Chris Weare

Senior Consultant

Expertise: Policy Analysis, Telecommunications Policy, and Civic Engagement Issues. 

Experience: Research Associate Professor, University of Southern California School of Policy, Planning, and Development; Research Fellow, Public Policy Institute of California; Principal Investigator, USC Neighborhood Participation Project.

Education: MPP, PhD in Public Policy, UC Berkeley's Goldman School of Public Policy; BA in Government, Harvard University.

Chris Weare is a Research Associate Professor within the University of Southern California School of Policy, Planning, and Development (SPPD). He received a BA in Government from Harvard University and a MPP and PhD in Public Policy from the University of California, Berkeley. He has been teaching and practicing public policy analysis for over 15 years. Currently, he runs SPPD's Policy Analysis Practicum, the capstone experience for Master's students, guiding a range of student projects for public, nonprofit, and private sector clients such as the Department of Housing and Urban Development, the Los Angeles Chamber of Commerce, and RAND.

Professor Weare has wide ranging experience as a policy analyst and program evaluator. His dissertation research on telecommunications policy was funded by the California Public Utilities Commission. He then worked in the US Congress where he translated this research into practice by drafting amendments to the bill that became the 1996 Telecommunications Reform Act. He has worked as a research fellow at the Public Policy Institute of California, and he has served as a principal investigator with the USC Neighborhood Participation Project, a major, ten-year evaluation of the institutionalization of a system of neighborhood councils in the City of Los Angeles.

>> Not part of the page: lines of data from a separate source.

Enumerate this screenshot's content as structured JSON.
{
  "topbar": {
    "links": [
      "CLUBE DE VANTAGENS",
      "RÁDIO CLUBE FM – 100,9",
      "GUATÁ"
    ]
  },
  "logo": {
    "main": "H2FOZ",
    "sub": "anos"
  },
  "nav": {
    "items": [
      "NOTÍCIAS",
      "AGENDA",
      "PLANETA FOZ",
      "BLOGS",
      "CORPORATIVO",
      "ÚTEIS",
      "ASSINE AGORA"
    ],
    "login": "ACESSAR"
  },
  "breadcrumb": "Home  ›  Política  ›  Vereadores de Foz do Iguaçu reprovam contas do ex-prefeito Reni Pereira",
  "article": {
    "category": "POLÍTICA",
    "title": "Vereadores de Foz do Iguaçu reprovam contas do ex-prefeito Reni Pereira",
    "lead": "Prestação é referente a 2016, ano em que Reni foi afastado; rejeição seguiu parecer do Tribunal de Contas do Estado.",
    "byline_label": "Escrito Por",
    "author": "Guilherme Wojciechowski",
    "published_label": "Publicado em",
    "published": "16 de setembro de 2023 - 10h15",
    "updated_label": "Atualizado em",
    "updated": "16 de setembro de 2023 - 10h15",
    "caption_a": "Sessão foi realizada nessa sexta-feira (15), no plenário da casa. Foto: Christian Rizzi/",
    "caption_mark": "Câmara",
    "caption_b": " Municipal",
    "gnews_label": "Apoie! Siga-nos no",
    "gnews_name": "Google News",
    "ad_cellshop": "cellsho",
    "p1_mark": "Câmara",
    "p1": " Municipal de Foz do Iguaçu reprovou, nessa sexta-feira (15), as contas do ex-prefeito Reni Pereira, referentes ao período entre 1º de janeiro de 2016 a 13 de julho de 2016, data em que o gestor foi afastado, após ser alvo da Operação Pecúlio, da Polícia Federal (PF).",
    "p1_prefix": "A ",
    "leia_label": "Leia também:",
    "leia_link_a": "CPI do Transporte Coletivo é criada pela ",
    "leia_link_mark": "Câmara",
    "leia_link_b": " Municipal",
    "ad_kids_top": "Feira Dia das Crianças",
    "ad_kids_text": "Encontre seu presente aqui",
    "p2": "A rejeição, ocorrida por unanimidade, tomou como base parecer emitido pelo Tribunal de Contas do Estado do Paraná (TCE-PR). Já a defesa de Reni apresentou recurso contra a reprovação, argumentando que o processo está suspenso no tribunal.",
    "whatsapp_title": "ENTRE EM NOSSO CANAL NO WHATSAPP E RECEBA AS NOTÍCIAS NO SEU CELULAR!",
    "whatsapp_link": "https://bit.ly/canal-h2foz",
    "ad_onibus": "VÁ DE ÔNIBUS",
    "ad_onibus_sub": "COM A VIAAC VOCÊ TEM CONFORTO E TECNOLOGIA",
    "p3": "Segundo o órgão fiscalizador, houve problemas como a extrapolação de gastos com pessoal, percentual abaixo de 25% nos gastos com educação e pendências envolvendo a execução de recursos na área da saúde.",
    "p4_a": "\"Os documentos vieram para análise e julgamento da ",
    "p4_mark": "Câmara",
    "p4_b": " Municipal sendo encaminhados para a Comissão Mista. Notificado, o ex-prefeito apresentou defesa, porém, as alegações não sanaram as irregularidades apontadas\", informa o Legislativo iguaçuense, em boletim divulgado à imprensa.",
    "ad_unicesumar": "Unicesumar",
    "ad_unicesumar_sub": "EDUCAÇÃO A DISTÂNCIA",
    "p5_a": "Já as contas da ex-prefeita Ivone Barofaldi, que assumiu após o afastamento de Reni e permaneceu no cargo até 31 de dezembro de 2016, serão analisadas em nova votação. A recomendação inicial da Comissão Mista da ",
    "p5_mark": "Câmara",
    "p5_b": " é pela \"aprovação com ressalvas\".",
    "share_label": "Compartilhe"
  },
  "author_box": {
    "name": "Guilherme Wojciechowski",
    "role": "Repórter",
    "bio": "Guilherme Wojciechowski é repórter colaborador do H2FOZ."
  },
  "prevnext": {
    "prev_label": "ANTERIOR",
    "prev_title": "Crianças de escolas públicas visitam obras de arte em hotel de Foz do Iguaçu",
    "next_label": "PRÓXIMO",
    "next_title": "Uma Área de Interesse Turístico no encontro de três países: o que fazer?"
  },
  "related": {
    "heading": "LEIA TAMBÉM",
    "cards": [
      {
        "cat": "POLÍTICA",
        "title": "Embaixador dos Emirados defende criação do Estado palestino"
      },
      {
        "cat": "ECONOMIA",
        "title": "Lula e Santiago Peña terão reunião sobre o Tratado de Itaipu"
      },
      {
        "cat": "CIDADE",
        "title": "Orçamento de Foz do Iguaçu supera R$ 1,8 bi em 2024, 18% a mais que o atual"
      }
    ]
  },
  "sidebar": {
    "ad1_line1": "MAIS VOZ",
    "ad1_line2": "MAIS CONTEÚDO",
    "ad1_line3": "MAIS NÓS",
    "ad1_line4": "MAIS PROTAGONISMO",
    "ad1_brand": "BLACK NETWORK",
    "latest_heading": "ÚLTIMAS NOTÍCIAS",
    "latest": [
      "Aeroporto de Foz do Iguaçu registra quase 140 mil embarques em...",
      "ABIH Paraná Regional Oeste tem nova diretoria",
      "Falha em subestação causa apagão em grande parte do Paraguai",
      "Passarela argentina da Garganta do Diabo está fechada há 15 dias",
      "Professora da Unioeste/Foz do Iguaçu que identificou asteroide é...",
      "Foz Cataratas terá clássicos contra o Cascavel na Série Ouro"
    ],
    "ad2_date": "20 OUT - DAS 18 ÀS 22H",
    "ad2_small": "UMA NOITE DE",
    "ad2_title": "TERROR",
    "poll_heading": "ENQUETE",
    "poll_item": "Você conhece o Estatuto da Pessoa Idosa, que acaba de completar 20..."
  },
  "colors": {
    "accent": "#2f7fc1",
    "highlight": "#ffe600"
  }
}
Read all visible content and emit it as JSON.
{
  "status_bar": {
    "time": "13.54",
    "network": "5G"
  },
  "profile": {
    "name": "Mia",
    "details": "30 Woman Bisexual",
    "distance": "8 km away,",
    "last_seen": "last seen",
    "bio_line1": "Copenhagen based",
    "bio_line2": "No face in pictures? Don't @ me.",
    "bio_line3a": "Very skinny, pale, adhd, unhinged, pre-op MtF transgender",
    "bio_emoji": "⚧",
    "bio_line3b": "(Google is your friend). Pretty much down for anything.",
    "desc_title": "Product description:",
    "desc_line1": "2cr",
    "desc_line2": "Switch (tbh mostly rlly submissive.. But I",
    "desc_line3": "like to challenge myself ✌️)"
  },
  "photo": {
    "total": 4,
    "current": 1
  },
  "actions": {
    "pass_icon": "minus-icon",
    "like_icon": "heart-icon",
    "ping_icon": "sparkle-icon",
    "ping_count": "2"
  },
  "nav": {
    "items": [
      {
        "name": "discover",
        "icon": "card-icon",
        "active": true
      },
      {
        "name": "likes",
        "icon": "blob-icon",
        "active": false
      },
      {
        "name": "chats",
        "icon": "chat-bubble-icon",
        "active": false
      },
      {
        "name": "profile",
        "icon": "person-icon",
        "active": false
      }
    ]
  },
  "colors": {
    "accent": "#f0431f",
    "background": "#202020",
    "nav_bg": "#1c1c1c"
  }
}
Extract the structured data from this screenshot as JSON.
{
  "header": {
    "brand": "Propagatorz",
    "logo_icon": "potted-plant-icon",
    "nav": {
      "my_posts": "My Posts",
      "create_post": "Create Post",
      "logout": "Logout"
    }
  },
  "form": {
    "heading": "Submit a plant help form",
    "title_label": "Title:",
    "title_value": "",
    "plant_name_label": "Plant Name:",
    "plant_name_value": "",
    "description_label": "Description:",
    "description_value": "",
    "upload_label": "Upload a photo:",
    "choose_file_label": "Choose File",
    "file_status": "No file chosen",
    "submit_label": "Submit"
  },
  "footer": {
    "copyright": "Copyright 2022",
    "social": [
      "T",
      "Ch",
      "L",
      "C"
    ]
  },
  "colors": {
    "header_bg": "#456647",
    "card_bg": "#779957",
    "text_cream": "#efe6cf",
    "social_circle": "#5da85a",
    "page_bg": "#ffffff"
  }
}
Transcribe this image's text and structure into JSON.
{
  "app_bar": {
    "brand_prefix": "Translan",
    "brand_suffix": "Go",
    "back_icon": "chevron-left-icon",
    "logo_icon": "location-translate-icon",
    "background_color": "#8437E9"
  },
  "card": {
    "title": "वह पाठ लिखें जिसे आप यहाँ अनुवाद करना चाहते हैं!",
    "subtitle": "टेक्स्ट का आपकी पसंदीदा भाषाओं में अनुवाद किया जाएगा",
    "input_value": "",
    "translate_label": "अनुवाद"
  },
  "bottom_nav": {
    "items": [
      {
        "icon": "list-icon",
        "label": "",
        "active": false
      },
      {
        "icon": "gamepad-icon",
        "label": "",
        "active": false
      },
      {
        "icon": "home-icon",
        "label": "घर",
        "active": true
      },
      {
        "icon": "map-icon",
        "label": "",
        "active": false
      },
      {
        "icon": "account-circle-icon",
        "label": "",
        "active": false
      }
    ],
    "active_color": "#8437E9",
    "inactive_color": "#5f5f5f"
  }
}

His academic research has focused on three main areas. First, he has examined a range of questions involving utilities regulation, focusing on the development of policy tools that promote equity goals without sacrificing efficiency concerns. Second, he has researched the adoption of and use of e-government applications and its impact on public service delivery and civic engagement. Most recently, his research has focused on applying social network theories and data to questions of the structure and functioning of civil society. His research has been funded by a number of public and private research grants, including grants from the National Science Foundation, the Irvine Foundation, and the Haynes Foundation.